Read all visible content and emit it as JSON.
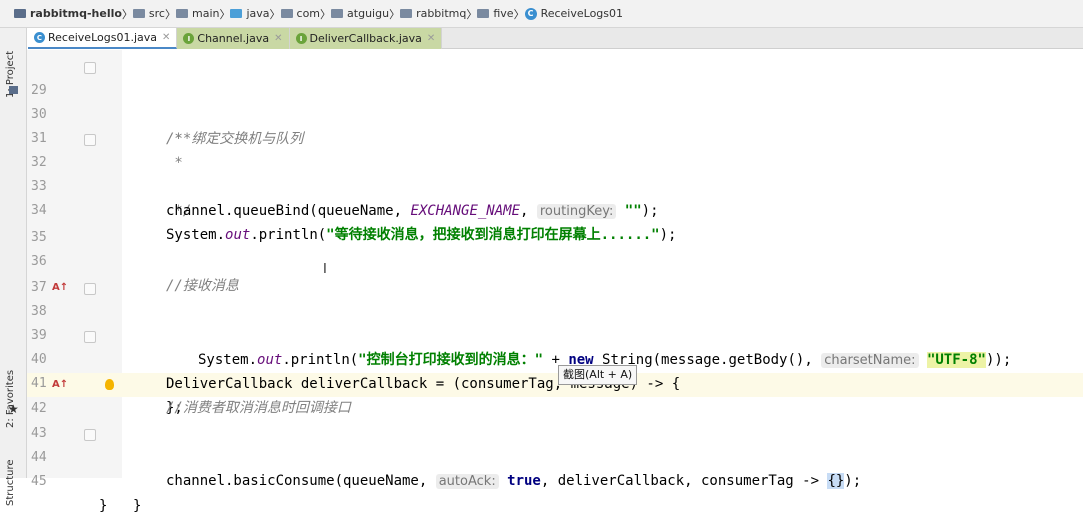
{
  "breadcrumb": [
    {
      "label": "rabbitmq-hello",
      "kind": "project"
    },
    {
      "label": "src",
      "kind": "folder"
    },
    {
      "label": "main",
      "kind": "folder"
    },
    {
      "label": "java",
      "kind": "folder"
    },
    {
      "label": "com",
      "kind": "package"
    },
    {
      "label": "atguigu",
      "kind": "package"
    },
    {
      "label": "rabbitmq",
      "kind": "package"
    },
    {
      "label": "five",
      "kind": "package"
    },
    {
      "label": "ReceiveLogs01",
      "kind": "class"
    }
  ],
  "tabs": [
    {
      "label": "ReceiveLogs01.java",
      "icon": "C",
      "active": true
    },
    {
      "label": "Channel.java",
      "icon": "I",
      "active": false
    },
    {
      "label": "DeliverCallback.java",
      "icon": "I",
      "active": false
    }
  ],
  "tool_windows": {
    "project": "1: Project",
    "favorites": "2: Favorites",
    "structure": "Structure"
  },
  "lines": [
    {
      "num": "29",
      "code": "/**"
    },
    {
      "num": "30",
      "code": " * 绑定交换机与队列"
    },
    {
      "num": "31",
      "code": " *"
    },
    {
      "num": "32",
      "code": " */"
    },
    {
      "num": "33",
      "code_a": "channel.queueBind(queueName, ",
      "code_const": "EXCHANGE_NAME",
      "code_b": ", ",
      "hint": "routingKey:",
      "code_str": "\"\"",
      "code_c": ");"
    },
    {
      "num": "34",
      "code_a": "System.",
      "code_out": "out",
      "code_b": ".println(",
      "code_str": "\"等待接收消息，把接收到消息打印在屏幕上......\"",
      "code_c": ");"
    },
    {
      "num": "35"
    },
    {
      "num": "36",
      "code": "//接收消息"
    },
    {
      "num": "37"
    },
    {
      "num": "38",
      "code": "DeliverCallback deliverCallback = (consumerTag, message) -> {"
    },
    {
      "num": "39",
      "code_a": "System.",
      "code_out": "out",
      "code_b": ".println(",
      "code_str": "\"控制台打印接收到的消息：\"",
      "code_c": " + ",
      "code_kw": "new",
      "code_d": " String(message.getBody(), ",
      "hint": "charsetName:",
      "code_str2": "\"UTF-8\"",
      "code_e": "));"
    },
    {
      "num": "40",
      "code": "};"
    },
    {
      "num": "41",
      "code": "//消费者取消消息时回调接口"
    },
    {
      "num": "42",
      "code_a": "channel.basicConsume(queueName, ",
      "hint": "autoAck:",
      "code_kw": "true",
      "code_b": ", deliverCallback, consumerTag -> ",
      "code_br": "{}",
      "code_c": ");"
    },
    {
      "num": "43"
    },
    {
      "num": "44",
      "code": "}"
    },
    {
      "num": "45",
      "code": "}"
    }
  ],
  "tooltip": "截图(Alt + A)",
  "cursor_glyph": "I"
}
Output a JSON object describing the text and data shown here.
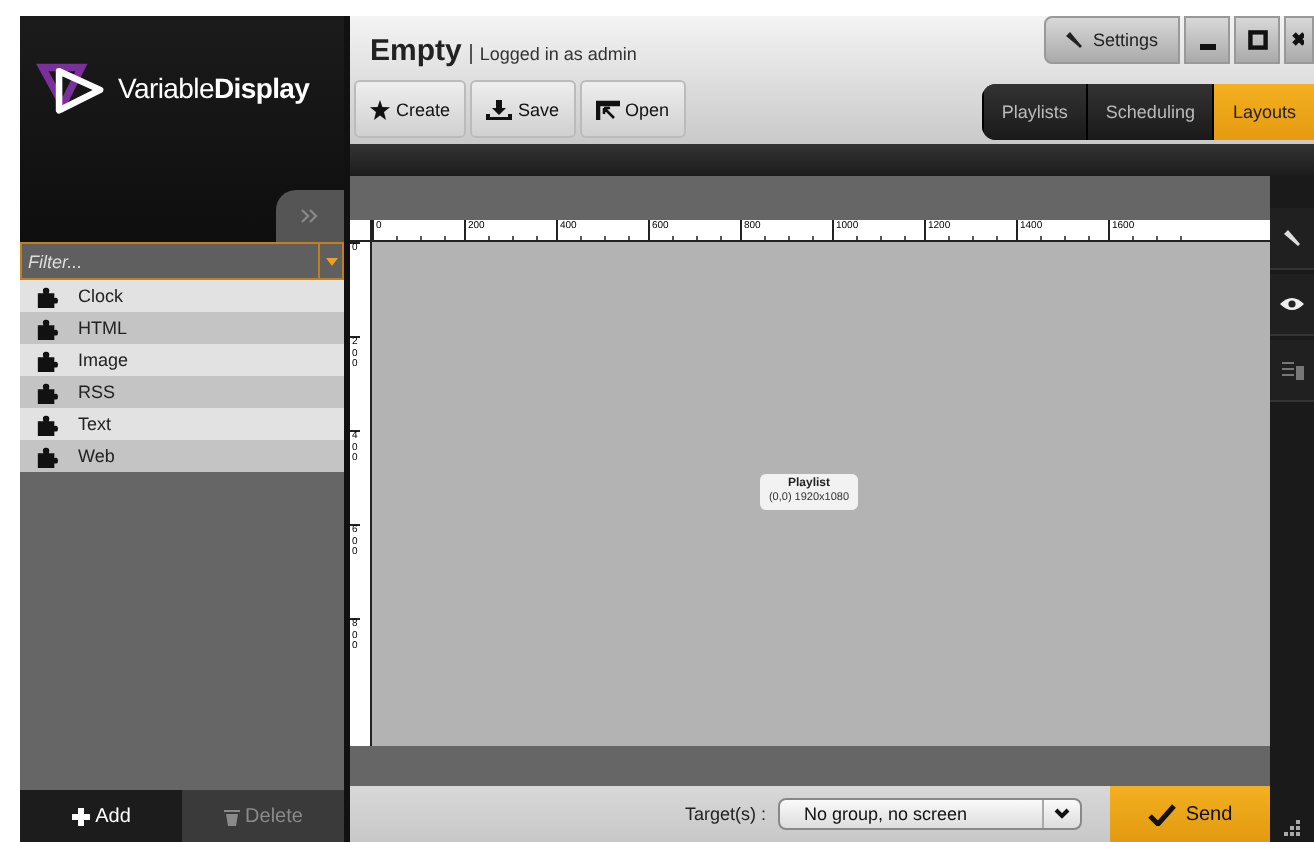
{
  "logo": {
    "text": "Variable**Display**"
  },
  "sidebar": {
    "filter": {
      "placeholder": "Filter..."
    },
    "items": [
      {
        "label": "Clock"
      },
      {
        "label": "HTML"
      },
      {
        "label": "Image"
      },
      {
        "label": "RSS"
      },
      {
        "label": "Text"
      },
      {
        "label": "Web"
      }
    ],
    "buttons": [
      {
        "label": "Add",
        "disabled": false
      },
      {
        "label": "Delete",
        "disabled": true
      }
    ]
  },
  "header": {
    "title": "Empty",
    "subtitle": "Logged in as admin",
    "actions": [
      {
        "label": "Create",
        "kind": "star"
      },
      {
        "label": "Save",
        "kind": "save"
      },
      {
        "label": "Open",
        "kind": "open"
      }
    ],
    "settings": "Settings",
    "tabs": [
      {
        "label": "Playlists",
        "selected": false
      },
      {
        "label": "Scheduling",
        "selected": false
      },
      {
        "label": "Layouts",
        "selected": true
      }
    ]
  },
  "ruler": {
    "x_labels": [
      "0",
      "200",
      "400",
      "600",
      "800",
      "1000",
      "1200",
      "1400",
      "1600"
    ],
    "y_labels": [
      "0",
      "200",
      "400",
      "600",
      "800"
    ]
  },
  "canvas": {
    "zone": {
      "title": "Playlist",
      "info": "(0,0) 1920x1080"
    }
  },
  "footer": {
    "target_label": "Target(s) :",
    "target_value": "No group, no screen",
    "send": "Send"
  }
}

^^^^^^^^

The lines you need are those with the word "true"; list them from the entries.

      "active": true
      "code_kw": "true",
        "disabled": true
        "selected": true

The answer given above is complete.